The survival of immature fleas at 25 and 28°C and 40, 55, 75, and 92% RH was studied to test the hypothesis that the difference in microclimatic preferences determines habitat distribution of Xenopsylla conformis Wagner, 1903 and Xenopsylla ramesis Rothschild, 1904. Survival of X. conformis eggs did not depend on either temperature or humidity or both, whereas eggs of X. ramesis survived significantly less at 40% RH than at higher humidities. No larva of either species survived at 40% RH at either temperature. Larval survival of both species at both temperature regimes was significantly lower at 55% humidity than at higher humidities. Maximal survival time of larvae that died before pupation depended on both temperature and humidity in both species. Change of humidity during early stages of the life cycle (from egg to larva) increased the maximal survival time in X. conformis larvae but decreased that in X. ramesis larvae. Pupal survival was higher at higher humidities independent of temperature. Survival of X. conformis pupae was lower than that of X. ramesis pupae when the relative humidity was low. Humidity change on later stages (from larva to cocoon) decreased X. conformis pupal survival and had no effect on X. ramesis pupal survival. The sex ratio of emerged adults was not affected by either temperature or humidity in both species. Changes in humidity between egg and larval environments significantly decreased the percentage of females in X. conformis emergence at 28°C.
You have requested a machine translation of selected content from our databases. This functionality is provided solely for your convenience and is in no way intended to replace human translation. Neither BioOne nor the owners and publishers of the content make, and they explicitly disclaim, any express or implied representations or warranties of any kind, including, without limitation, representations and warranties as to the functionality of the translation feature or the accuracy or completeness of the translations.
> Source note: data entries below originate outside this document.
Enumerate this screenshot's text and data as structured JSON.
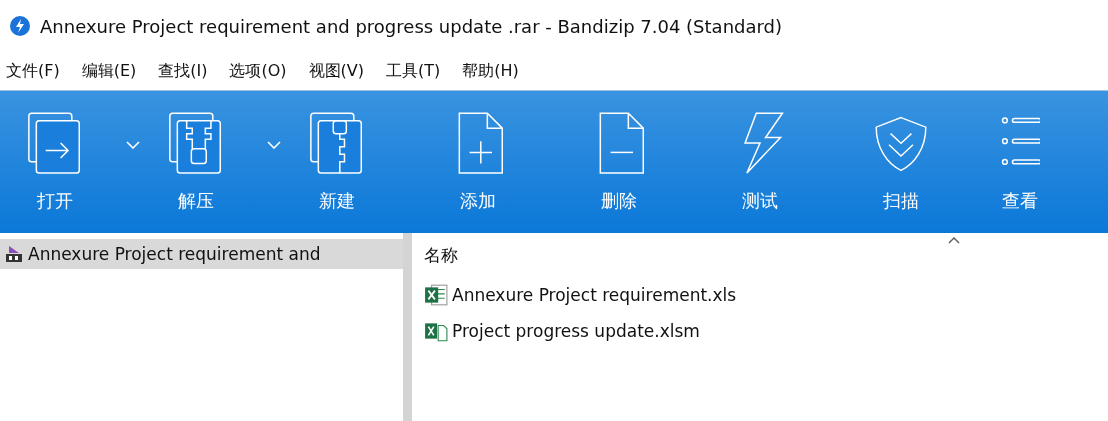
{
  "window": {
    "title": "Annexure Project requirement and progress update .rar - Bandizip 7.04 (Standard)"
  },
  "menu": [
    "文件(F)",
    "编辑(E)",
    "查找(I)",
    "选项(O)",
    "视图(V)",
    "工具(T)",
    "帮助(H)"
  ],
  "toolbar": [
    {
      "kind": "open",
      "label": "打开",
      "dropdown": true
    },
    {
      "kind": "extract",
      "label": "解压",
      "dropdown": true
    },
    {
      "kind": "new",
      "label": "新建",
      "dropdown": false
    },
    {
      "kind": "add",
      "label": "添加",
      "dropdown": false
    },
    {
      "kind": "delete",
      "label": "删除",
      "dropdown": false
    },
    {
      "kind": "test",
      "label": "测试",
      "dropdown": false
    },
    {
      "kind": "scan",
      "label": "扫描",
      "dropdown": false
    },
    {
      "kind": "view",
      "label": "查看",
      "dropdown": false
    }
  ],
  "tree": {
    "items": [
      {
        "label": "Annexure Project requirement and",
        "selected": true
      }
    ]
  },
  "list": {
    "columns": [
      {
        "label": "名称"
      }
    ],
    "rows": [
      {
        "name": "Annexure Project requirement.xls",
        "kind": "xls"
      },
      {
        "name": "Project progress update.xlsm",
        "kind": "xlsm"
      }
    ]
  }
}
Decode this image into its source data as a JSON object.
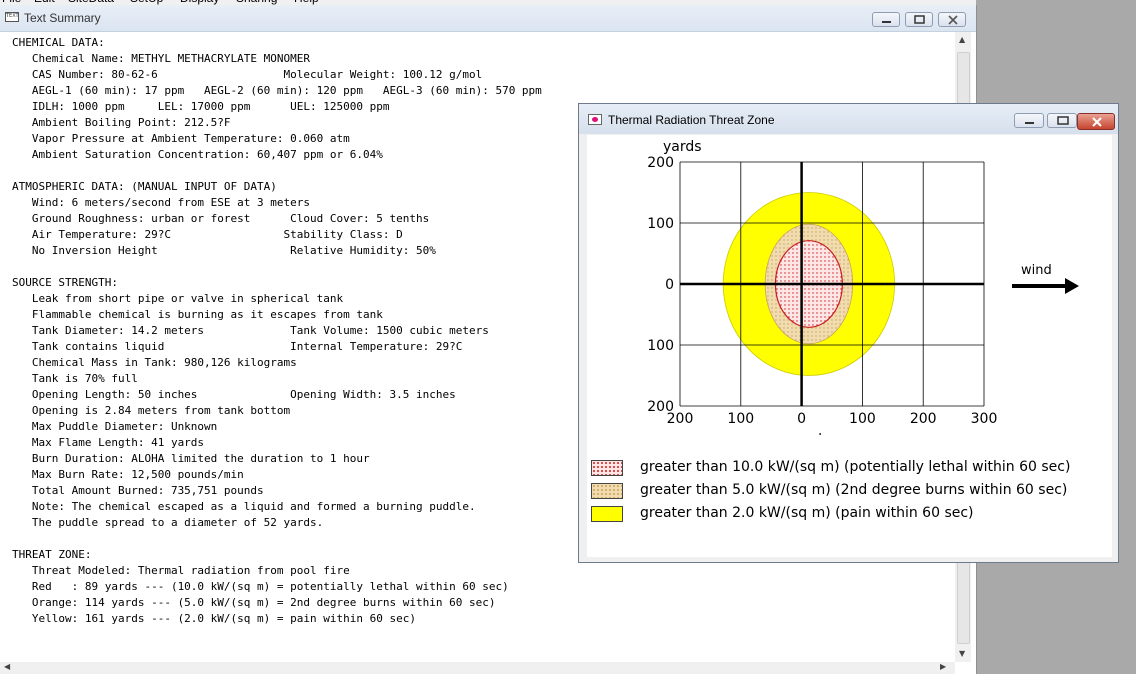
{
  "menu": [
    "File",
    "Edit",
    "SiteData",
    "SetUp",
    "Display",
    "Sharing",
    "Help"
  ],
  "summary_window": {
    "title": "Text Summary",
    "lines": [
      "CHEMICAL DATA:",
      "   Chemical Name: METHYL METHACRYLATE MONOMER",
      "   CAS Number: 80-62-6                   Molecular Weight: 100.12 g/mol",
      "   AEGL-1 (60 min): 17 ppm   AEGL-2 (60 min): 120 ppm   AEGL-3 (60 min): 570 ppm",
      "   IDLH: 1000 ppm     LEL: 17000 ppm      UEL: 125000 ppm",
      "   Ambient Boiling Point: 212.5?F",
      "   Vapor Pressure at Ambient Temperature: 0.060 atm",
      "   Ambient Saturation Concentration: 60,407 ppm or 6.04%",
      "",
      "ATMOSPHERIC DATA: (MANUAL INPUT OF DATA)",
      "   Wind: 6 meters/second from ESE at 3 meters",
      "   Ground Roughness: urban or forest      Cloud Cover: 5 tenths",
      "   Air Temperature: 29?C                 Stability Class: D",
      "   No Inversion Height                    Relative Humidity: 50%",
      "",
      "SOURCE STRENGTH:",
      "   Leak from short pipe or valve in spherical tank",
      "   Flammable chemical is burning as it escapes from tank",
      "   Tank Diameter: 14.2 meters             Tank Volume: 1500 cubic meters",
      "   Tank contains liquid                   Internal Temperature: 29?C",
      "   Chemical Mass in Tank: 980,126 kilograms",
      "   Tank is 70% full",
      "   Opening Length: 50 inches              Opening Width: 3.5 inches",
      "   Opening is 2.84 meters from tank bottom",
      "   Max Puddle Diameter: Unknown",
      "   Max Flame Length: 41 yards",
      "   Burn Duration: ALOHA limited the duration to 1 hour",
      "   Max Burn Rate: 12,500 pounds/min",
      "   Total Amount Burned: 735,751 pounds",
      "   Note: The chemical escaped as a liquid and formed a burning puddle.",
      "   The puddle spread to a diameter of 52 yards.",
      "",
      "THREAT ZONE:",
      "   Threat Modeled: Thermal radiation from pool fire",
      "   Red   : 89 yards --- (10.0 kW/(sq m) = potentially lethal within 60 sec)",
      "   Orange: 114 yards --- (5.0 kW/(sq m) = 2nd degree burns within 60 sec)",
      "   Yellow: 161 yards --- (2.0 kW/(sq m) = pain within 60 sec)"
    ]
  },
  "threat_window": {
    "title": "Thermal Radiation Threat Zone",
    "wind_label": "wind"
  },
  "chart_data": {
    "type": "area",
    "title": "",
    "xlabel": "yards",
    "ylabel": "yards",
    "xlim": [
      -200,
      300
    ],
    "ylim": [
      -200,
      200
    ],
    "x_ticks": [
      -200,
      -100,
      0,
      100,
      200,
      300
    ],
    "x_tick_labels": [
      "200",
      "100",
      "0",
      "100",
      "200",
      "300"
    ],
    "y_ticks": [
      200,
      100,
      0,
      -100,
      -200
    ],
    "y_tick_labels": [
      "200",
      "100",
      "0",
      "100",
      "200"
    ],
    "grid": true,
    "legend_placement": "bottom",
    "zones": [
      {
        "name": "greater than 2.0 kW/(sq m) (pain within 60 sec)",
        "color": "#ffff00",
        "pattern": "solid",
        "radius_x": 141,
        "radius_y": 150,
        "center": [
          12,
          0
        ]
      },
      {
        "name": "greater than 5.0 kW/(sq m) (2nd degree burns within 60 sec)",
        "color": "#f1dcb0",
        "pattern": "dots",
        "dot_color": "#c9a05a",
        "radius_x": 72,
        "radius_y": 98,
        "center": [
          12,
          0
        ]
      },
      {
        "name": "greater than 10.0 kW/(sq m) (potentially lethal within 60 sec)",
        "color": "#ffe6e6",
        "pattern": "dots",
        "dot_color": "#c81e1e",
        "radius_x": 55,
        "radius_y": 71,
        "center": [
          12,
          0
        ]
      }
    ],
    "legend_order": [
      2,
      1,
      0
    ],
    "wind_direction": "east"
  }
}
Translations are not retained in our system. Your use of this feature and the translations is subject to all use restrictions contained in the Terms and Conditions of Use of the BioOne website.
Vol. 38 • No. 5